> _What is needed_
Every record is to be restated exactly, with nothing left out.

***** Exercise input

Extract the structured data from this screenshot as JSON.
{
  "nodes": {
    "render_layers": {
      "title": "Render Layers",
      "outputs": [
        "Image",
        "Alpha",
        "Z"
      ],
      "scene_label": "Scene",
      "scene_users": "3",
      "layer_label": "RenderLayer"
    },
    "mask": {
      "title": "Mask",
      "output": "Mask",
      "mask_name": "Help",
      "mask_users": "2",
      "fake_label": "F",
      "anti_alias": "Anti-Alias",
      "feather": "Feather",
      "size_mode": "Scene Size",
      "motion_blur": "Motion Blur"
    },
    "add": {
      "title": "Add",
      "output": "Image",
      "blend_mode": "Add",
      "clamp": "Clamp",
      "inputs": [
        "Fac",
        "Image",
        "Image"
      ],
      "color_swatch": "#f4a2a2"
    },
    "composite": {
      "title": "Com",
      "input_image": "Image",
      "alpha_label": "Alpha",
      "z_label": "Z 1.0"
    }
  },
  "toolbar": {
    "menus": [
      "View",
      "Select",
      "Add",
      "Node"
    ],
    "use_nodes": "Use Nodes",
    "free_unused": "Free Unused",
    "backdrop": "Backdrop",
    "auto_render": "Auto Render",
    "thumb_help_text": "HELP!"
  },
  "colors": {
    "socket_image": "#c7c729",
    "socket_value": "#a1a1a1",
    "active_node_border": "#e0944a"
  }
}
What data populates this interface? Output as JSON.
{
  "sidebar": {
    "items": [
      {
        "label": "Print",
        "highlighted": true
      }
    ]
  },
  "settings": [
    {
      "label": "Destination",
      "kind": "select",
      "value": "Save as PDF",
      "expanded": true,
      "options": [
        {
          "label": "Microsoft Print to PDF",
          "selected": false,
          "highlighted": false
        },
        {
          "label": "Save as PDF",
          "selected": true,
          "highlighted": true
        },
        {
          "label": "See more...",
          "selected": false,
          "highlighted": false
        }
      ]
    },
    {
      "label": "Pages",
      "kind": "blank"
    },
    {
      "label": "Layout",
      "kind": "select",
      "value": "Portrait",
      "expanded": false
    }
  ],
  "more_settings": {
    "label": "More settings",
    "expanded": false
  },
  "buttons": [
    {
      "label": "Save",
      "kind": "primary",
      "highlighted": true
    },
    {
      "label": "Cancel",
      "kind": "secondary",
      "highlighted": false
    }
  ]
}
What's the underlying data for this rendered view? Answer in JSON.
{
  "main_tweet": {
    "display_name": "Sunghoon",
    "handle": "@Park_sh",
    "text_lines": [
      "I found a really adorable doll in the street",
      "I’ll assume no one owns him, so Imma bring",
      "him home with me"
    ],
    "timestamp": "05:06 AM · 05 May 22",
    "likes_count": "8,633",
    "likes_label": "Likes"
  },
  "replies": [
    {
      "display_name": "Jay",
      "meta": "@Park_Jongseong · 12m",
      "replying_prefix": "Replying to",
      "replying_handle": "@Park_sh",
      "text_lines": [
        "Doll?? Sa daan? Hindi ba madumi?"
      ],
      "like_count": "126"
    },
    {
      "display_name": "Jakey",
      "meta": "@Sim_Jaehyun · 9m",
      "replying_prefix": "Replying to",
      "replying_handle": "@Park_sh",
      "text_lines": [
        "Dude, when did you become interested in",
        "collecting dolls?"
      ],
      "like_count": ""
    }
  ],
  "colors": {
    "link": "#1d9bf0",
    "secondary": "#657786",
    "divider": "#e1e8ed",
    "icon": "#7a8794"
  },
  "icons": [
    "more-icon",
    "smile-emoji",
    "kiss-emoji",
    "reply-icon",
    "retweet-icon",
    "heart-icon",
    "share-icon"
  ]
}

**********

> _Expected answer_
Extract the structured data from this screenshot as JSON.
{
  "nodes": {
    "render_layers": {
      "title": "Render Layers",
      "outputs": [
        "Image",
        "Alpha",
        "Z"
      ],
      "scene_label": "Scene",
      "scene_users": "3",
      "layer_label": "RenderLayer"
    },
    "mask": {
      "title": "Mask",
      "output": "Mask",
      "mask_name": "Help",
      "mask_users": "2",
      "fake_label": "F",
      "anti_alias": "Anti-Alias",
      "feather": "Feather",
      "size_mode": "Scene Size",
      "motion_blur": "Motion Blur"
    },
    "add": {
      "title": "Add",
      "output": "Image",
      "blend_mode": "Add",
      "clamp": "Clamp",
      "inputs": [
        "Fac",
        "Image",
        "Image"
      ],
      "color_swatch": "#f4a2a2"
    },
    "composite": {
      "title": "Com",
      "input_image": "Image",
      "alpha_label": "Alpha",
      "z_label": "Z 1.0"
    }
  },
  "toolbar": {
    "menus": [
      "View",
      "Select",
      "Add",
      "Node"
    ],
    "use_nodes": "Use Nodes",
    "free_unused": "Free Unused",
    "backdrop": "Backdrop",
    "auto_render": "Auto Render",
    "thumb_help_text": "HELP!"
  },
  "colors": {
    "socket_image": "#c7c729",
    "socket_value": "#a1a1a1",
    "active_node_border": "#e0944a"
  }
}
What data populates this interface? Output as JSON.
{
  "sidebar": {
    "items": [
      {
        "label": "Print",
        "highlighted": true
      }
    ]
  },
  "settings": [
    {
      "label": "Destination",
      "kind": "select",
      "value": "Save as PDF",
      "expanded": true,
      "options": [
        {
          "label": "Microsoft Print to PDF",
          "selected": false,
          "highlighted": false
        },
        {
          "label": "Save as PDF",
          "selected": true,
          "highlighted": true
        },
        {
          "label": "See more...",
          "selected": false,
          "highlighted": false
        }
      ]
    },
    {
      "label": "Pages",
      "kind": "blank"
    },
    {
      "label": "Layout",
      "kind": "select",
      "value": "Portrait",
      "expanded": false
    }
  ],
  "more_settings": {
    "label": "More settings",
    "expanded": false
  },
  "buttons": [
    {
      "label": "Save",
      "kind": "primary",
      "highlighted": true
    },
    {
      "label": "Cancel",
      "kind": "secondary",
      "highlighted": false
    }
  ]
}
What's the underlying data for this rendered view? Answer in JSON.
{
  "main_tweet": {
    "display_name": "Sunghoon",
    "handle": "@Park_sh",
    "text_lines": [
      "I found a really adorable doll in the street",
      "I’ll assume no one owns him, so Imma bring",
      "him home with me"
    ],
    "timestamp": "05:06 AM · 05 May 22",
    "likes_count": "8,633",
    "likes_label": "Likes"
  },
  "replies": [
    {
      "display_name": "Jay",
      "meta": "@Park_Jongseong · 12m",
      "replying_prefix": "Replying to",
      "replying_handle": "@Park_sh",
      "text_lines": [
        "Doll?? Sa daan? Hindi ba madumi?"
      ],
      "like_count": "126"
    },
    {
      "display_name": "Jakey",
      "meta": "@Sim_Jaehyun · 9m",
      "replying_prefix": "Replying to",
      "replying_handle": "@Park_sh",
      "text_lines": [
        "Dude, when did you become interested in",
        "collecting dolls?"
      ],
      "like_count": ""
    }
  ],
  "colors": {
    "link": "#1d9bf0",
    "secondary": "#657786",
    "divider": "#e1e8ed",
    "icon": "#7a8794"
  },
  "icons": [
    "more-icon",
    "smile-emoji",
    "kiss-emoji",
    "reply-icon",
    "retweet-icon",
    "heart-icon",
    "share-icon"
  ]
}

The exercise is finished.